Please state how many lines of the listing contain the word "with", giving the number by itself.

<<<<

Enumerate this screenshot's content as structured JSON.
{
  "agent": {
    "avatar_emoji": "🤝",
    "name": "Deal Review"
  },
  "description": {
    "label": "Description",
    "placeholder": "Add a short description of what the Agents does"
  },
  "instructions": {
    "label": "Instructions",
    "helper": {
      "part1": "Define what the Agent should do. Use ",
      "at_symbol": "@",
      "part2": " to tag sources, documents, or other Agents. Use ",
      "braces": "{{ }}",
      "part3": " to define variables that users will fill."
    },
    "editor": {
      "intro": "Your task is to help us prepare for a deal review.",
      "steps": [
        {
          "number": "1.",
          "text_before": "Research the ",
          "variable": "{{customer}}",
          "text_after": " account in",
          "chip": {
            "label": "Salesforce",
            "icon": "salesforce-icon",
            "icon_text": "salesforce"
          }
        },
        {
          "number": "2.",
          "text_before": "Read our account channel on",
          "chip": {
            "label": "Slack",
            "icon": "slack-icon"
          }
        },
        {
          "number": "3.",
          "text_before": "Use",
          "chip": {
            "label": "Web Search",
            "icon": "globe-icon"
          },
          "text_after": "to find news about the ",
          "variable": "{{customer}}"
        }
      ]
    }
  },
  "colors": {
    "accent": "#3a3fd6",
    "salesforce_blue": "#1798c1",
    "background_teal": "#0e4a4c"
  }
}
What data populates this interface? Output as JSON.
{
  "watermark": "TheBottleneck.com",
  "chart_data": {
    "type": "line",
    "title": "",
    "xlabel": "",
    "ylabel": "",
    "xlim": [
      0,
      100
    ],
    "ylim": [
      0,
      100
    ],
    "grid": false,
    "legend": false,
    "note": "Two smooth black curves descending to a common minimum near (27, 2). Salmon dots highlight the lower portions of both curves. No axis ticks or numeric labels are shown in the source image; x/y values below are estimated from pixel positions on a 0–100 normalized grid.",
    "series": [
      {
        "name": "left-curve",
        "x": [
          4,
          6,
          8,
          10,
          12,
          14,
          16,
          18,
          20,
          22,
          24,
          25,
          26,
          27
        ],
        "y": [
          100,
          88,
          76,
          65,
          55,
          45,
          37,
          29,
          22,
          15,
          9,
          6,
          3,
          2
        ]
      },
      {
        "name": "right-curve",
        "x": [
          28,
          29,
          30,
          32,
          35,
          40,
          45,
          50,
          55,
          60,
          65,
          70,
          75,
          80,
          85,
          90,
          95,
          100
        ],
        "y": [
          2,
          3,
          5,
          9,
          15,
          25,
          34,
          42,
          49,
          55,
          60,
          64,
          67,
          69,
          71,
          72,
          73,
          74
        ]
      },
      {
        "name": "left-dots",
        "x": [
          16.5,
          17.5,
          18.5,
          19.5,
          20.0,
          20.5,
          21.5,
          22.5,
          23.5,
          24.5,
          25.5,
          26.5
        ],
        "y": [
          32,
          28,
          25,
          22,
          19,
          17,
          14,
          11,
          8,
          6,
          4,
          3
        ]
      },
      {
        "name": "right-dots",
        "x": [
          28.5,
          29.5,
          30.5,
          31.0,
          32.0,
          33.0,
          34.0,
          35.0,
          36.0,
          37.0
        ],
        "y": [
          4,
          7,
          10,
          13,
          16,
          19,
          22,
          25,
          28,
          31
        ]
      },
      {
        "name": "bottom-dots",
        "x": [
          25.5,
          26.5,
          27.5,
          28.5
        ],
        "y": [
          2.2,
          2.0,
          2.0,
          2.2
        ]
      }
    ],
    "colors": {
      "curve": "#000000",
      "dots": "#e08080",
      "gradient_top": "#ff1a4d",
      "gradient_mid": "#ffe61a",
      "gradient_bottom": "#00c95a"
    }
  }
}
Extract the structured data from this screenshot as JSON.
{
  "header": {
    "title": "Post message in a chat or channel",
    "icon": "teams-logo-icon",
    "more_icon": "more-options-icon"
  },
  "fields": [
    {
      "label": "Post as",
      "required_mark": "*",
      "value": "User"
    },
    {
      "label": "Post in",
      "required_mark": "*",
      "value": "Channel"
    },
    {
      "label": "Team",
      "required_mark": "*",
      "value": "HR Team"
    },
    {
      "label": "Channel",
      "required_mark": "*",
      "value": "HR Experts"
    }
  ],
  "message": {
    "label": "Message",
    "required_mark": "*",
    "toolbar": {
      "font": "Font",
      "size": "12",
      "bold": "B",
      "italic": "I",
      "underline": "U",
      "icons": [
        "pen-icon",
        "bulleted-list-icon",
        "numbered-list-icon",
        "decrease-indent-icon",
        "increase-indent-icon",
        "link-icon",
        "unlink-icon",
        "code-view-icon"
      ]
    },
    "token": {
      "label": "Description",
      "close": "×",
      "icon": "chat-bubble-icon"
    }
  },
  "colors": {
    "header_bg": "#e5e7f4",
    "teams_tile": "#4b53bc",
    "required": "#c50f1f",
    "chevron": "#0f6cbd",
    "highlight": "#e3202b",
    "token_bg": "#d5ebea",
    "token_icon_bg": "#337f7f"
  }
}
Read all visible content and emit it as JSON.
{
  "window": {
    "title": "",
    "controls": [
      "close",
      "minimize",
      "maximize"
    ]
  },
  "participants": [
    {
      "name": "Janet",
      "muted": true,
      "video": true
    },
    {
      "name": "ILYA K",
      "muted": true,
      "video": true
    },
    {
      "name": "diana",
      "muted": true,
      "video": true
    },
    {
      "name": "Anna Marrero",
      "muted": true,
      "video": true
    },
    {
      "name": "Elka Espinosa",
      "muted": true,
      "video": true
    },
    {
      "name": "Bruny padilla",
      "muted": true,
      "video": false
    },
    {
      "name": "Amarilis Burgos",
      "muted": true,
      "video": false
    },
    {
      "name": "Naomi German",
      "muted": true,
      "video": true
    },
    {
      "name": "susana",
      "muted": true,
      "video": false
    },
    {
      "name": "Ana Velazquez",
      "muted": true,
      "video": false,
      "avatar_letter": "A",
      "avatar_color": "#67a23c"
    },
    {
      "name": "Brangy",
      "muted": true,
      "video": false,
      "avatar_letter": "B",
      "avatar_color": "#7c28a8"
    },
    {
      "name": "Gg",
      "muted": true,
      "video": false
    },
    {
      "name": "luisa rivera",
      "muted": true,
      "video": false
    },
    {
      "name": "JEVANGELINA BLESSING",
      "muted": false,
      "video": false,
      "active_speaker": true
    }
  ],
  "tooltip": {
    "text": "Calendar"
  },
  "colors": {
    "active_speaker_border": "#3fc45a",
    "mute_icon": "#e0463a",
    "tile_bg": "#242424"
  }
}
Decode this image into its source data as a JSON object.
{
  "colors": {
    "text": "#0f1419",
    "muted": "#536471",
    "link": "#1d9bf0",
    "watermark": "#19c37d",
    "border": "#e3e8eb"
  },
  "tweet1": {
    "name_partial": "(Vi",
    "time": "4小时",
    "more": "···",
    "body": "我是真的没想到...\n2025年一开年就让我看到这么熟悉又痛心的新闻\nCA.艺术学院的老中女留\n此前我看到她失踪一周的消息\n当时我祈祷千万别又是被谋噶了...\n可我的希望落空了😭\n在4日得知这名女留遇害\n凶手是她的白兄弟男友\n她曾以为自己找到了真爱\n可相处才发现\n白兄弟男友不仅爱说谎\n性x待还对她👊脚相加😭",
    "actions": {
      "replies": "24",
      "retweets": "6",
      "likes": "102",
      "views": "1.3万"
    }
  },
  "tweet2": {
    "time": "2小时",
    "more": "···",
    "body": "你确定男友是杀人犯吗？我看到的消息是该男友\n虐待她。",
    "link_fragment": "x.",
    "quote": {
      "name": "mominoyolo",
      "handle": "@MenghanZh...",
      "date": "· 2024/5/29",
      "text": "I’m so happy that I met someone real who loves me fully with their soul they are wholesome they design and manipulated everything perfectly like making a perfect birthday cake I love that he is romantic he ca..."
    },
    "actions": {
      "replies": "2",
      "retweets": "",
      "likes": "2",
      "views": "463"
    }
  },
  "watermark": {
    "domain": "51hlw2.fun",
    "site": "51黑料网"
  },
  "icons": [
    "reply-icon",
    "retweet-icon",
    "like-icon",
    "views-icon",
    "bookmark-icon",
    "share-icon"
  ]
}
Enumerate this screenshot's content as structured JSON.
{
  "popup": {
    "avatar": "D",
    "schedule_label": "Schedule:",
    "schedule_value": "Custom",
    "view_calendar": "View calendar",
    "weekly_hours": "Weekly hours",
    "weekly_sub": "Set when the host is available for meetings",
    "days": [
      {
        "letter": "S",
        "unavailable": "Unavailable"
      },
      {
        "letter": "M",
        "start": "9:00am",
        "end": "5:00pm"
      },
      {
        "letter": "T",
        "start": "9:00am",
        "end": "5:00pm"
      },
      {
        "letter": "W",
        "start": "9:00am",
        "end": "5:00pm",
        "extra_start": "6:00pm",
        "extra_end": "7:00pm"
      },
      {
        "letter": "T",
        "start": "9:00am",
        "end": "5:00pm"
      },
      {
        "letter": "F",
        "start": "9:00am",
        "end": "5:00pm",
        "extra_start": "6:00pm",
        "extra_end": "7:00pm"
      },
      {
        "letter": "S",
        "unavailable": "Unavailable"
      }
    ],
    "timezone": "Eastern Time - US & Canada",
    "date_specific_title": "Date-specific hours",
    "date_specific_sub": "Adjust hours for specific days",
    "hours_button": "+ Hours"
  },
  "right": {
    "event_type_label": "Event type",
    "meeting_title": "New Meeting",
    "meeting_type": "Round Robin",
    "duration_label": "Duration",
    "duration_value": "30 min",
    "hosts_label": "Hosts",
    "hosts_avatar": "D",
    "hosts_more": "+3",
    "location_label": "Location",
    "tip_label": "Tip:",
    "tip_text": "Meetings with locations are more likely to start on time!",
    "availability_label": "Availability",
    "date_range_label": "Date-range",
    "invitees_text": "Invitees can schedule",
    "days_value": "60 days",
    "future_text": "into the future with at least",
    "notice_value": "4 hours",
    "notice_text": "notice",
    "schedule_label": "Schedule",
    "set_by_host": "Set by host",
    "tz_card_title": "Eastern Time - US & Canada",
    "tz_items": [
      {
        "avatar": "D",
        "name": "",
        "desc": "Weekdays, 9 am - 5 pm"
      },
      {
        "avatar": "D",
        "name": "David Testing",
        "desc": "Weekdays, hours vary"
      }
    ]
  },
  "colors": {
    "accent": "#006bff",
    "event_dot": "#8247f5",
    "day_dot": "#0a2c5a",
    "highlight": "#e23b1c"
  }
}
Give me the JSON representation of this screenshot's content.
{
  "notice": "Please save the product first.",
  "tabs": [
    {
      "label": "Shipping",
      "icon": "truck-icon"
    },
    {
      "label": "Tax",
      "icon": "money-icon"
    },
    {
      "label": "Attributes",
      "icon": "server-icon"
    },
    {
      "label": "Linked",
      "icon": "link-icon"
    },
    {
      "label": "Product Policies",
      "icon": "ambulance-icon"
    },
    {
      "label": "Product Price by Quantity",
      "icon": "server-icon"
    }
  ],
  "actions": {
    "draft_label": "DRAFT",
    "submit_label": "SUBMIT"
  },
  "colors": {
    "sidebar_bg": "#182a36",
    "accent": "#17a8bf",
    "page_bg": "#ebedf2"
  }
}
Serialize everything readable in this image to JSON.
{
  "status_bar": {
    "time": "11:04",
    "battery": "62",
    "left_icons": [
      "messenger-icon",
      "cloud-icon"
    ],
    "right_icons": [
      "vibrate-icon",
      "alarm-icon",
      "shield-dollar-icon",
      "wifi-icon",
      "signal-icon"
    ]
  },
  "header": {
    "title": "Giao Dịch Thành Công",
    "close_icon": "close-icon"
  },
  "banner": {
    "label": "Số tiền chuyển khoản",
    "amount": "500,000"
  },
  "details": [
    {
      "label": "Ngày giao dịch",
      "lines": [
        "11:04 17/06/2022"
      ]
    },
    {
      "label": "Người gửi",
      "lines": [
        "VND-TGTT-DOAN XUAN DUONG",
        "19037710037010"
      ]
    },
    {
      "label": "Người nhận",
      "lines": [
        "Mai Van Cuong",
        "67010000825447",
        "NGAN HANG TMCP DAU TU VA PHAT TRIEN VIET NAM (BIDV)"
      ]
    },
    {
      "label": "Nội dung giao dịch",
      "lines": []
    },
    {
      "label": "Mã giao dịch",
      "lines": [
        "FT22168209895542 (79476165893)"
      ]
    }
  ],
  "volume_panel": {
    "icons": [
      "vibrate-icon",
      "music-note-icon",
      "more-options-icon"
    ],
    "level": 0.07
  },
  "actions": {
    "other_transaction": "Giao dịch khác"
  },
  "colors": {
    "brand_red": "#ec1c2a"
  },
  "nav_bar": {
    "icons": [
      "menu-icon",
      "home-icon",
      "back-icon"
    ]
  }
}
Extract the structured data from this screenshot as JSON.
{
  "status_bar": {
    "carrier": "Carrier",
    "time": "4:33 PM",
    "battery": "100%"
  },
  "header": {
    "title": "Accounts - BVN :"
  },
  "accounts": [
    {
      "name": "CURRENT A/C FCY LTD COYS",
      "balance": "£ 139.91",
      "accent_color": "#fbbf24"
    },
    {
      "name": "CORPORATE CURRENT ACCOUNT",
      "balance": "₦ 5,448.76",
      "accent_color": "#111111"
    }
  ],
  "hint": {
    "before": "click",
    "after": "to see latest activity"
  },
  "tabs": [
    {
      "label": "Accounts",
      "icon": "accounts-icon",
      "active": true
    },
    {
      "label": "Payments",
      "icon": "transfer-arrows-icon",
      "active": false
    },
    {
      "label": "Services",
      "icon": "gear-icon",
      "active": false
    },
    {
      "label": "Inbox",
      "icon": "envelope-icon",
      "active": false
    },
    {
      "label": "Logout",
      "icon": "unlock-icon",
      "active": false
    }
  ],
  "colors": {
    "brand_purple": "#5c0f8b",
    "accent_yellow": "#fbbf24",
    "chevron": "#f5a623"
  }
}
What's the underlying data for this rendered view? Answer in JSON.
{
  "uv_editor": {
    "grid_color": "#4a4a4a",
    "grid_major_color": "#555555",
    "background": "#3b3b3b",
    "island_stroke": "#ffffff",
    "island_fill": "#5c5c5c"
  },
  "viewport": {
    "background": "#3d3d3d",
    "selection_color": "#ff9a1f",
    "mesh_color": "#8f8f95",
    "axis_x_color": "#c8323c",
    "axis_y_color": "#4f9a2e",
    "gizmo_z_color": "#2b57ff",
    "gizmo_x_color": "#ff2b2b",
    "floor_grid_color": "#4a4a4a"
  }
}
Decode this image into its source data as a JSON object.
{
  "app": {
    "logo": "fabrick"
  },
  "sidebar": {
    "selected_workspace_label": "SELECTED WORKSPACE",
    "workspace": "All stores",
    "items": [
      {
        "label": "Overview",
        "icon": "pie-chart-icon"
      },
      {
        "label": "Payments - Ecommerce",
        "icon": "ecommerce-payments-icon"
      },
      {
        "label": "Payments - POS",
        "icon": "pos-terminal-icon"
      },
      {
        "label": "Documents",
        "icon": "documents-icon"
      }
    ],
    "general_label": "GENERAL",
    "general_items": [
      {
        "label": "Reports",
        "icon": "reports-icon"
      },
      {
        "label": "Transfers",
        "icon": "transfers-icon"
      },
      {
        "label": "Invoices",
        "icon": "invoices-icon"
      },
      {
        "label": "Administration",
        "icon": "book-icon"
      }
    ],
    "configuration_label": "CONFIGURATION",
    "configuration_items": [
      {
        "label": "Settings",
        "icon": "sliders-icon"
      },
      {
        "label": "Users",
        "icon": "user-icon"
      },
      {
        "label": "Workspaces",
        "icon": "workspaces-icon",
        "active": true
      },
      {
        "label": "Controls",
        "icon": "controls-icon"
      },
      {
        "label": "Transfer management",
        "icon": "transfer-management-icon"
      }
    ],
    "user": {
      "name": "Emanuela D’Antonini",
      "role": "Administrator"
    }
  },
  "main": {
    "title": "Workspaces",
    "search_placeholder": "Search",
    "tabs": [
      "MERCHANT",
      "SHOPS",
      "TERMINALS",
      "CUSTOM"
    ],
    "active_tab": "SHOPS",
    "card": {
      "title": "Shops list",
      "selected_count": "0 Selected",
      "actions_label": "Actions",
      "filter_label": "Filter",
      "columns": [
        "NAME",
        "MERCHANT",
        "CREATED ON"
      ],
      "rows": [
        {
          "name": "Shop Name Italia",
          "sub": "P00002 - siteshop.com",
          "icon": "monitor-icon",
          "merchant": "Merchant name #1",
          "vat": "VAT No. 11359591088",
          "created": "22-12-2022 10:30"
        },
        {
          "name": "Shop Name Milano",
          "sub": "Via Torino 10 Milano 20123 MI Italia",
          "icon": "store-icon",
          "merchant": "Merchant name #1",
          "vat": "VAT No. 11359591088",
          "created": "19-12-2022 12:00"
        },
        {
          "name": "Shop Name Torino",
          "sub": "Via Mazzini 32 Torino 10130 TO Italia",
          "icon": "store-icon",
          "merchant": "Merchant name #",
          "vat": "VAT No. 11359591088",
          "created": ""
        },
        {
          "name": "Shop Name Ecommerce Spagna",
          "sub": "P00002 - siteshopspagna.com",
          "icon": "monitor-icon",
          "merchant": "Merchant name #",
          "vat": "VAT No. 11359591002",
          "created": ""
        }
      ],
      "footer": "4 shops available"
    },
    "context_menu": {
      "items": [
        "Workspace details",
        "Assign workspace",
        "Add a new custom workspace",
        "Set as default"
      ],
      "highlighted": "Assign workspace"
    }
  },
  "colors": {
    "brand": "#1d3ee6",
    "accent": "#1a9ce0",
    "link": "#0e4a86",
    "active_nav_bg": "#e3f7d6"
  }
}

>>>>

* Result for this exercise *
3